Place the dry ingredients in a large bowl, whisk to combine. In a smaller bowl, combine the buttermilk or kefir with the serviceberries. Gently mix them together and then pour over the dry ingredients. Coarsely grate the butter over the dry and wet ingredients and then stir to combine everything – it might be a bit wetter than a typical scone dough. If it isn’t coming together, add more buttermilk or kefir, one tablespoon at a time. Using a ⅓ cup measuring cup, scoop up the dough and drop it in mounds on the baking sheet. If you like a little extra sweetness, you can sprinkle a bit of sugar on top of each scone.
Bake for 20 minutes, until just lightly golden brown.
Yield: 8-10 scones
Pickled Serviceberries aka “Midwestern Capers”
These pickled serviceberries are excellent on salads, toast or bagels and even on ice cream for a salty/sweet treat. Feel free to experiment with adding fresh herbs to the jar, such as a sprig of thyme or rosemary or adding black peppercorns or a few slim strips of orange or lemon zest.

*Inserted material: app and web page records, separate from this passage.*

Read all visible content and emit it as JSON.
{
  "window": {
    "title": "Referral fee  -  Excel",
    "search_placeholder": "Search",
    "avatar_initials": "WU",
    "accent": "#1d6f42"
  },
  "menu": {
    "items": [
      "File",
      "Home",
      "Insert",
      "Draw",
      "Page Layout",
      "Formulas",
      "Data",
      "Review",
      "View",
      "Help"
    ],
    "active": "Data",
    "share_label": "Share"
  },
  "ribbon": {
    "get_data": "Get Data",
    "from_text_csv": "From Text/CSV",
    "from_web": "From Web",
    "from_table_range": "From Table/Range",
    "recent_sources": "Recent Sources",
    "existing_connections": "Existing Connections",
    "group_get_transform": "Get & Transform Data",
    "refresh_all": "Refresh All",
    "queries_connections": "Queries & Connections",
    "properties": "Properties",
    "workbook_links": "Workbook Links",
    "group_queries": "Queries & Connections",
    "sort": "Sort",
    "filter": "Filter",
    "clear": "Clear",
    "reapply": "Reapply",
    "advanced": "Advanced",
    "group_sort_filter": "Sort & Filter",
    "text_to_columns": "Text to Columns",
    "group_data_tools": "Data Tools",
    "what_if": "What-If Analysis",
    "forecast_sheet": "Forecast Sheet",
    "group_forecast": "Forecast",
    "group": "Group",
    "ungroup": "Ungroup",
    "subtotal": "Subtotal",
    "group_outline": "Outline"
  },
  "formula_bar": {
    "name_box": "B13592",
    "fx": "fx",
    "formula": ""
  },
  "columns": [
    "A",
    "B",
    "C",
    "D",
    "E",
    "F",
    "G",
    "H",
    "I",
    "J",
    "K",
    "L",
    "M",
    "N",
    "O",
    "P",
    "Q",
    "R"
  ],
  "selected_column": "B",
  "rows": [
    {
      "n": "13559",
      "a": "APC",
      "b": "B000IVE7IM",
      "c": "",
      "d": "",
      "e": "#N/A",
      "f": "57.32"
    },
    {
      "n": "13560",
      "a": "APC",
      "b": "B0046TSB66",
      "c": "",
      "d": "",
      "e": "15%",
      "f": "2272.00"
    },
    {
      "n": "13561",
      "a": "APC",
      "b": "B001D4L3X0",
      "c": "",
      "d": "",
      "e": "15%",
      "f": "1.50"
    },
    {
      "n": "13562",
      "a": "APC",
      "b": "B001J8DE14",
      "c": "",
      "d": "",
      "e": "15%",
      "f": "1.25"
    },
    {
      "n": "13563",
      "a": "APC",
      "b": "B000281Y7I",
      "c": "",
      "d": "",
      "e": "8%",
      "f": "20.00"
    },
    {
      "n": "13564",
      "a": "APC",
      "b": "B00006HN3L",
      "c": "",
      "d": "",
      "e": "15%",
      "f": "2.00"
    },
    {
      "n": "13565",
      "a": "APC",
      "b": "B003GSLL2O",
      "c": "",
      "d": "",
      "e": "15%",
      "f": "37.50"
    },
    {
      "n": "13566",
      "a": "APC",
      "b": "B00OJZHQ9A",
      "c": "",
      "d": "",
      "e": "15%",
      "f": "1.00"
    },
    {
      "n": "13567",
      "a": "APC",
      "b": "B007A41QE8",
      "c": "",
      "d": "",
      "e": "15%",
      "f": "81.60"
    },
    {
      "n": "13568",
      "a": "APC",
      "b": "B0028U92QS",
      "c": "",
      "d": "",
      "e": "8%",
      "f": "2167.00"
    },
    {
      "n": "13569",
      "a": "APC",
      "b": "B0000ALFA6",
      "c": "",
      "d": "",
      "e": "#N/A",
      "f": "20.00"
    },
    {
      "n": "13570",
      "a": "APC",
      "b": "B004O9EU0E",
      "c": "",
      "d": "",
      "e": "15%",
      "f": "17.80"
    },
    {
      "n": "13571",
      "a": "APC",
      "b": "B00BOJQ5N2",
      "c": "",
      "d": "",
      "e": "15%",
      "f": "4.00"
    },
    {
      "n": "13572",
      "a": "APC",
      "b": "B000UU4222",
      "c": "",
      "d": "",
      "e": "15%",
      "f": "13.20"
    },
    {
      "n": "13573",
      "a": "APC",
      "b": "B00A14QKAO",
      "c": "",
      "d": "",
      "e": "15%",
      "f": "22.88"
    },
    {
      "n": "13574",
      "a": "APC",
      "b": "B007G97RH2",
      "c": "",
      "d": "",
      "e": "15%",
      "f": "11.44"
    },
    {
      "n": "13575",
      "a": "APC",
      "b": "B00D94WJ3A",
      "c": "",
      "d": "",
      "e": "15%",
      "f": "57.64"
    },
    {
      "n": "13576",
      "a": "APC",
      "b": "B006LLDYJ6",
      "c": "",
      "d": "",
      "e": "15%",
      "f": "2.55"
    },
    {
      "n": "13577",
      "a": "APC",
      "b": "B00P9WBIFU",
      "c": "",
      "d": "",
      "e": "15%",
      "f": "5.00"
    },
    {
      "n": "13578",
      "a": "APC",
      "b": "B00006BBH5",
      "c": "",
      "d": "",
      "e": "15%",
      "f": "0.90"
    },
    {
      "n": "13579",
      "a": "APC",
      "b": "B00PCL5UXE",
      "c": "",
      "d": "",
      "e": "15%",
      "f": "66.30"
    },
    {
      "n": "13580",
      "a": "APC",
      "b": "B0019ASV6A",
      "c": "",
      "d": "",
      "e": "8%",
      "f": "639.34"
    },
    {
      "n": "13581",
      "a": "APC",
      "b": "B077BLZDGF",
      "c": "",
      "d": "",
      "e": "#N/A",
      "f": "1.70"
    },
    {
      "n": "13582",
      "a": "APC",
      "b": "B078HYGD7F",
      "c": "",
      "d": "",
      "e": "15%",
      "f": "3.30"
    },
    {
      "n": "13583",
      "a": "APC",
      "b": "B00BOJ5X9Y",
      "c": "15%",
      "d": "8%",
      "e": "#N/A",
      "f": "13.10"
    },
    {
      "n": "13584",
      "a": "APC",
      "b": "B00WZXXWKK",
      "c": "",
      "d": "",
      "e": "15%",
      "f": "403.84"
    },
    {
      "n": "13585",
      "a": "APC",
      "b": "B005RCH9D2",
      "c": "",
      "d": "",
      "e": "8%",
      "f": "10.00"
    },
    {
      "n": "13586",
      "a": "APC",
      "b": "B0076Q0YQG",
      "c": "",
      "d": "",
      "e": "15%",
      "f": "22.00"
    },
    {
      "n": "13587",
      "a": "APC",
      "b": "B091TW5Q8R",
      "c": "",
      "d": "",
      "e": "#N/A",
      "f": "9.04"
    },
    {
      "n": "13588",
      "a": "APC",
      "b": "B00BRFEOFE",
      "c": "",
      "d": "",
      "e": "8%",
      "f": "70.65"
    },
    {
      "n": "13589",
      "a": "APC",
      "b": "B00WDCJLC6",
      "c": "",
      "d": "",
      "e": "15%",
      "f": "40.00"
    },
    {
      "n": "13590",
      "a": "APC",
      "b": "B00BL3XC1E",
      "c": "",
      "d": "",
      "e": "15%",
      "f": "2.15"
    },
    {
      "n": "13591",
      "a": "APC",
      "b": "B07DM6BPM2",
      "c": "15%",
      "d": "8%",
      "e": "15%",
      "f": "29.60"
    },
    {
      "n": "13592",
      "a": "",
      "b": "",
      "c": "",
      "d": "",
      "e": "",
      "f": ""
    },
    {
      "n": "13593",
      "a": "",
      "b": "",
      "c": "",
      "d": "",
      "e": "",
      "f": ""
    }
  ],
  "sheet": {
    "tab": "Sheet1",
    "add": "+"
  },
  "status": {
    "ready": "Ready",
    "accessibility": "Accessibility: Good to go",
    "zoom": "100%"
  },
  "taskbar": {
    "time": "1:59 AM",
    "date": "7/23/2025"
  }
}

This recipe makes “refrigerator pickle” style capers, meaning they are preserved by the brine, not fermentation and should be placed in the refrigerator immediately after making them. They should last two months, if not longer. If you want to process them in a hot water bath so they can be stored unrefrigerated until opened, we suggest following the preserving methods outlined in the Ball Blue Book Guide to Preserving.
For this recipe, unripe serviceberries hold up better than ripe but if the berries are already ripening, try to pick those that are more bright red than deep purple.
1 cup serviceberries, stems picked off, rinsed and drained
4 whole cloves
1 tablespoon white wine vinegar
½ cup rice vinegar
1 ½ cups hot water
2 tablespoons sugar
1 tablespoon plus 1 teaspoon kosher salt
Spoon the berries into four clean 4-ounce canning jars. Leave at least ½ inch of space at the top of the jar so there is room for the pickling liquid to cover the berries. Drop a clove into each jar.
Combine the vinegars, hot water, sugar and salt in a bowl or pitcher until the sugar and salt have dissolved. Pour or ladle the brine over the berries in each jar. Screw on the lids and place in the refrigerator. The capers should be ready to eat after a few days in the refrigerator.